The latest Afrobarometer report released by the Center for Democratic Development shows that among key public officials in Ghana, the police, judges and magistrates, Members of Parliament, civil servants, and tax officials were most widely perceived as corrupt.
This may not be new as the Ghana Police Service has often topped most corruption perception rankings in the country, with many Ghanaians often expressing their belief that police officers are corrupt.
Even though government has always insisted on leading a successful fight against corruption in public life, more than half of respondents believe that the level of corruption in the country has increased.
The report also indicated that, government is rather performing poorly to fight the canker.
In the same report, it revealed that the government’s anti-corruption efforts have declined sharply since 2017 after more than doubling three years ago.
Also, Ghana ranked 78th out of 180 countries on Transparency International’s Corruption Perceptions Index for 2018.
“More than half (53%) of Ghanaians say corruption in the country has worsened “somewhat” or “a lot” during the year preceding the survey, a 17-percentage-point increase compared to 2017. This follows a huge (47-percentage-point) improvement between 2014 and 2017”, the report noted.

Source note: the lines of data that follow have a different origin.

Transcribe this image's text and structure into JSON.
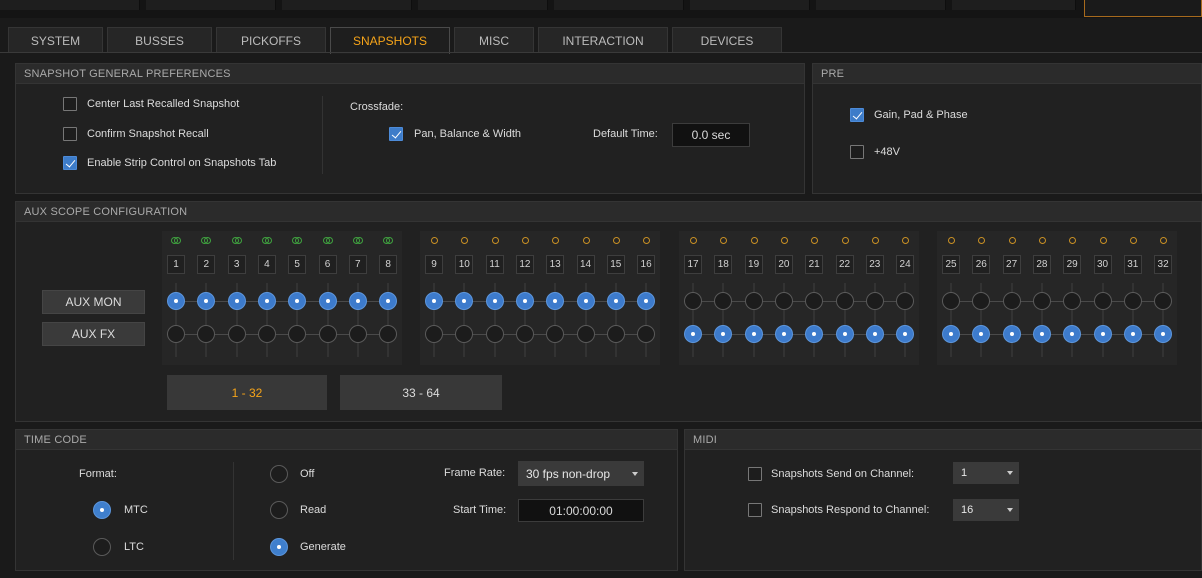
{
  "tabs": [
    {
      "label": "SYSTEM"
    },
    {
      "label": "BUSSES"
    },
    {
      "label": "PICKOFFS"
    },
    {
      "label": "SNAPSHOTS",
      "active": true
    },
    {
      "label": "MISC"
    },
    {
      "label": "INTERACTION"
    },
    {
      "label": "DEVICES"
    }
  ],
  "snapshot_prefs": {
    "title": "SNAPSHOT GENERAL PREFERENCES",
    "options": [
      {
        "label": "Center Last Recalled Snapshot",
        "checked": false
      },
      {
        "label": "Confirm Snapshot Recall",
        "checked": false
      },
      {
        "label": "Enable Strip Control on Snapshots Tab",
        "checked": true
      }
    ],
    "crossfade_label": "Crossfade:",
    "crossfade_option": {
      "label": "Pan, Balance & Width",
      "checked": true
    },
    "default_time_label": "Default Time:",
    "default_time_value": "0.0 sec"
  },
  "pre": {
    "title": "PRE",
    "options": [
      {
        "label": "Gain, Pad & Phase",
        "checked": true
      },
      {
        "label": "+48V",
        "checked": false
      }
    ]
  },
  "aux_scope": {
    "title": "AUX SCOPE CONFIGURATION",
    "rows": [
      {
        "label": "AUX MON",
        "active_channels": "1-16"
      },
      {
        "label": "AUX FX",
        "active_channels": "17-32"
      }
    ],
    "channels": [
      "1",
      "2",
      "3",
      "4",
      "5",
      "6",
      "7",
      "8",
      "9",
      "10",
      "11",
      "12",
      "13",
      "14",
      "15",
      "16",
      "17",
      "18",
      "19",
      "20",
      "21",
      "22",
      "23",
      "24",
      "25",
      "26",
      "27",
      "28",
      "29",
      "30",
      "31",
      "32"
    ],
    "linked_stereo_channels": "1-8",
    "bank_buttons": [
      {
        "label": "1 - 32",
        "active": true
      },
      {
        "label": "33 - 64",
        "active": false
      }
    ]
  },
  "time_code": {
    "title": "TIME CODE",
    "format_label": "Format:",
    "formats": [
      {
        "label": "MTC",
        "selected": true
      },
      {
        "label": "LTC",
        "selected": false
      }
    ],
    "modes": [
      {
        "label": "Off",
        "selected": false
      },
      {
        "label": "Read",
        "selected": false
      },
      {
        "label": "Generate",
        "selected": true
      }
    ],
    "frame_rate_label": "Frame Rate:",
    "frame_rate_value": "30 fps non-drop",
    "start_time_label": "Start Time:",
    "start_time_value": "01:00:00:00"
  },
  "midi": {
    "title": "MIDI",
    "options": [
      {
        "label": "Snapshots Send on Channel:",
        "checked": false,
        "channel": "1"
      },
      {
        "label": "Snapshots Respond to Channel:",
        "checked": false,
        "channel": "16"
      }
    ]
  },
  "colors": {
    "accent": "#f6a419",
    "selected_blue": "#3d7bcc",
    "link_green": "#3fa23f",
    "link_orange": "#c99024"
  }
}
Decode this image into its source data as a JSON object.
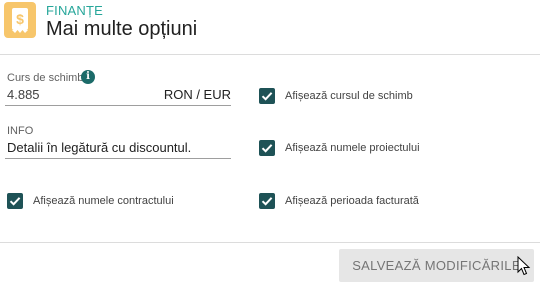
{
  "header": {
    "app_icon": "dollar-receipt-icon",
    "section_label": "FINANȚE",
    "title": "Mai multe opțiuni"
  },
  "exchange_rate": {
    "label": "Curs de schimb",
    "info_icon": "info-icon",
    "value": "4.885",
    "currency_pair": "RON / EUR"
  },
  "info_field": {
    "label": "INFO",
    "value": "Detalii în legătură cu discountul."
  },
  "checkboxes": [
    {
      "label": "Afișează cursul de schimb",
      "checked": true
    },
    {
      "label": "Afișează numele proiectului",
      "checked": true
    },
    {
      "label": "Afișează numele contractului",
      "checked": true
    },
    {
      "label": "Afișează perioada facturată",
      "checked": true
    }
  ],
  "footer": {
    "save_label": "SALVEAZĂ MODIFICĂRILE"
  },
  "colors": {
    "accent": "#26a69a",
    "checkbox": "#1e5256",
    "app_icon_bg": "#f7c66b"
  }
}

The survey showed that the Army, religious leaders, and the presidency were seen as the most trusted public institutions while opposition political parties, local government officials and tax officials are least trusted.
The police were also the institution that the largest number of citizens report bribing to access services.
Among those who had contact with key public services during the previous year, four in 10 say they paid a bribe to avoid problems with the police (42%) or to obtain police assistance (39%).